Retype the listing without any alteration.
━━━━━ Input
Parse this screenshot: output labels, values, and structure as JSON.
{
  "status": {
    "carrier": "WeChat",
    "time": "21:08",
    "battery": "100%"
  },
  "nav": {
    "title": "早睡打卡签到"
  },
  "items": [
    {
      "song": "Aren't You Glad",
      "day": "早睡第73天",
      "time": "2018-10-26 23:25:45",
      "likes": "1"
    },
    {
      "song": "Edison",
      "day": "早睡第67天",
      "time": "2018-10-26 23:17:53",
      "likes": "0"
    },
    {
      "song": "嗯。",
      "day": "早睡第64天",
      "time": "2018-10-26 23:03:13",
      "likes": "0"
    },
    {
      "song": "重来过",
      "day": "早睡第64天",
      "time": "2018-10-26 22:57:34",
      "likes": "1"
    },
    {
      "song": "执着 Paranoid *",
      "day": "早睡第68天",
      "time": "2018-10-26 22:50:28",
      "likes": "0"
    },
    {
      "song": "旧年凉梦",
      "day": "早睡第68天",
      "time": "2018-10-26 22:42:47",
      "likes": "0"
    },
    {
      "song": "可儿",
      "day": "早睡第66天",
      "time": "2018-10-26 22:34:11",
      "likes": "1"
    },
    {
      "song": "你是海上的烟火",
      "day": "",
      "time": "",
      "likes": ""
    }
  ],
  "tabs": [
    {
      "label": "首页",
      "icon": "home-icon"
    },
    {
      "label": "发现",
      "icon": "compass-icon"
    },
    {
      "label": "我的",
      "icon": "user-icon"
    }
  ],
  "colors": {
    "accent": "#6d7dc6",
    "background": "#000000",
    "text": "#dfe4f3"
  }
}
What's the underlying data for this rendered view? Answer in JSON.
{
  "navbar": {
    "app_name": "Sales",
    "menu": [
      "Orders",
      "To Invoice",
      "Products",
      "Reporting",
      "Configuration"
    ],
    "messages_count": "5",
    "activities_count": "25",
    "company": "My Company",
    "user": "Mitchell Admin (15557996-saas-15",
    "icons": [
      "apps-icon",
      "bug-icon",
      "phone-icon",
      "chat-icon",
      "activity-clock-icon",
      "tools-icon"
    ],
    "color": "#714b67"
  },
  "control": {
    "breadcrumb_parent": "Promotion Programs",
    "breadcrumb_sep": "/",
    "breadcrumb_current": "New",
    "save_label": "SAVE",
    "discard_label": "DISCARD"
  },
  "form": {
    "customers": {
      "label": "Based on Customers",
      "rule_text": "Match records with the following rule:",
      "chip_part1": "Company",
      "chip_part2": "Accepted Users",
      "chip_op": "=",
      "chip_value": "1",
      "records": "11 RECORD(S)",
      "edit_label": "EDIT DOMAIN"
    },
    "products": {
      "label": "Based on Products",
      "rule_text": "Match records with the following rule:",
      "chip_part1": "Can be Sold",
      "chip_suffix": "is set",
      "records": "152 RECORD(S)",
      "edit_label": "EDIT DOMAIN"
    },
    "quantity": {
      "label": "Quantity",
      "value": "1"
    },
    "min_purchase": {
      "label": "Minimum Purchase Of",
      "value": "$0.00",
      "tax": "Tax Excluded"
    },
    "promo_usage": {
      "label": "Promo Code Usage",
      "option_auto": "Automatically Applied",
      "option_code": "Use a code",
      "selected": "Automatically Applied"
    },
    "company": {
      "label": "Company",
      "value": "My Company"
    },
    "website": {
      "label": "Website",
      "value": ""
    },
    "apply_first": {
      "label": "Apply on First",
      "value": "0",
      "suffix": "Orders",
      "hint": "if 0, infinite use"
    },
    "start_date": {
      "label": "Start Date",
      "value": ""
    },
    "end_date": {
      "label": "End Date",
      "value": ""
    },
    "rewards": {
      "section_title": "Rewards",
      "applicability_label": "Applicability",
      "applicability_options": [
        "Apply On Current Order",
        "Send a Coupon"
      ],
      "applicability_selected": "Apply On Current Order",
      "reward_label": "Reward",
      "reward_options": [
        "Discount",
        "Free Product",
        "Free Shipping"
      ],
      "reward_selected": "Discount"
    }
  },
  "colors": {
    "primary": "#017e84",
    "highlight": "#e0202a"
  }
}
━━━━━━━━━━
### Exercise result
Parse this screenshot: output labels, values, and structure as JSON.
{
  "status": {
    "carrier": "WeChat",
    "time": "21:08",
    "battery": "100%"
  },
  "nav": {
    "title": "早睡打卡签到"
  },
  "items": [
    {
      "song": "Aren't You Glad",
      "day": "早睡第73天",
      "time": "2018-10-26 23:25:45",
      "likes": "1"
    },
    {
      "song": "Edison",
      "day": "早睡第67天",
      "time": "2018-10-26 23:17:53",
      "likes": "0"
    },
    {
      "song": "嗯。",
      "day": "早睡第64天",
      "time": "2018-10-26 23:03:13",
      "likes": "0"
    },
    {
      "song": "重来过",
      "day": "早睡第64天",
      "time": "2018-10-26 22:57:34",
      "likes": "1"
    },
    {
      "song": "执着 Paranoid *",
      "day": "早睡第68天",
      "time": "2018-10-26 22:50:28",
      "likes": "0"
    },
    {
      "song": "旧年凉梦",
      "day": "早睡第68天",
      "time": "2018-10-26 22:42:47",
      "likes": "0"
    },
    {
      "song": "可儿",
      "day": "早睡第66天",
      "time": "2018-10-26 22:34:11",
      "likes": "1"
    },
    {
      "song": "你是海上的烟火",
      "day": "",
      "time": "",
      "likes": ""
    }
  ],
  "tabs": [
    {
      "label": "首页",
      "icon": "home-icon"
    },
    {
      "label": "发现",
      "icon": "compass-icon"
    },
    {
      "label": "我的",
      "icon": "user-icon"
    }
  ],
  "colors": {
    "accent": "#6d7dc6",
    "background": "#000000",
    "text": "#dfe4f3"
  }
}
What's the underlying data for this rendered view? Answer in JSON.
{
  "navbar": {
    "app_name": "Sales",
    "menu": [
      "Orders",
      "To Invoice",
      "Products",
      "Reporting",
      "Configuration"
    ],
    "messages_count": "5",
    "activities_count": "25",
    "company": "My Company",
    "user": "Mitchell Admin (15557996-saas-15",
    "icons": [
      "apps-icon",
      "bug-icon",
      "phone-icon",
      "chat-icon",
      "activity-clock-icon",
      "tools-icon"
    ],
    "color": "#714b67"
  },
  "control": {
    "breadcrumb_parent": "Promotion Programs",
    "breadcrumb_sep": "/",
    "breadcrumb_current": "New",
    "save_label": "SAVE",
    "discard_label": "DISCARD"
  },
  "form": {
    "customers": {
      "label": "Based on Customers",
      "rule_text": "Match records with the following rule:",
      "chip_part1": "Company",
      "chip_part2": "Accepted Users",
      "chip_op": "=",
      "chip_value": "1",
      "records": "11 RECORD(S)",
      "edit_label": "EDIT DOMAIN"
    },
    "products": {
      "label": "Based on Products",
      "rule_text": "Match records with the following rule:",
      "chip_part1": "Can be Sold",
      "chip_suffix": "is set",
      "records": "152 RECORD(S)",
      "edit_label": "EDIT DOMAIN"
    },
    "quantity": {
      "label": "Quantity",
      "value": "1"
    },
    "min_purchase": {
      "label": "Minimum Purchase Of",
      "value": "$0.00",
      "tax": "Tax Excluded"
    },
    "promo_usage": {
      "label": "Promo Code Usage",
      "option_auto": "Automatically Applied",
      "option_code": "Use a code",
      "selected": "Automatically Applied"
    },
    "company": {
      "label": "Company",
      "value": "My Company"
    },
    "website": {
      "label": "Website",
      "value": ""
    },
    "apply_first": {
      "label": "Apply on First",
      "value": "0",
      "suffix": "Orders",
      "hint": "if 0, infinite use"
    },
    "start_date": {
      "label": "Start Date",
      "value": ""
    },
    "end_date": {
      "label": "End Date",
      "value": ""
    },
    "rewards": {
      "section_title": "Rewards",
      "applicability_label": "Applicability",
      "applicability_options": [
        "Apply On Current Order",
        "Send a Coupon"
      ],
      "applicability_selected": "Apply On Current Order",
      "reward_label": "Reward",
      "reward_options": [
        "Discount",
        "Free Product",
        "Free Shipping"
      ],
      "reward_selected": "Discount"
    }
  },
  "colors": {
    "primary": "#017e84",
    "highlight": "#e0202a"
  }
}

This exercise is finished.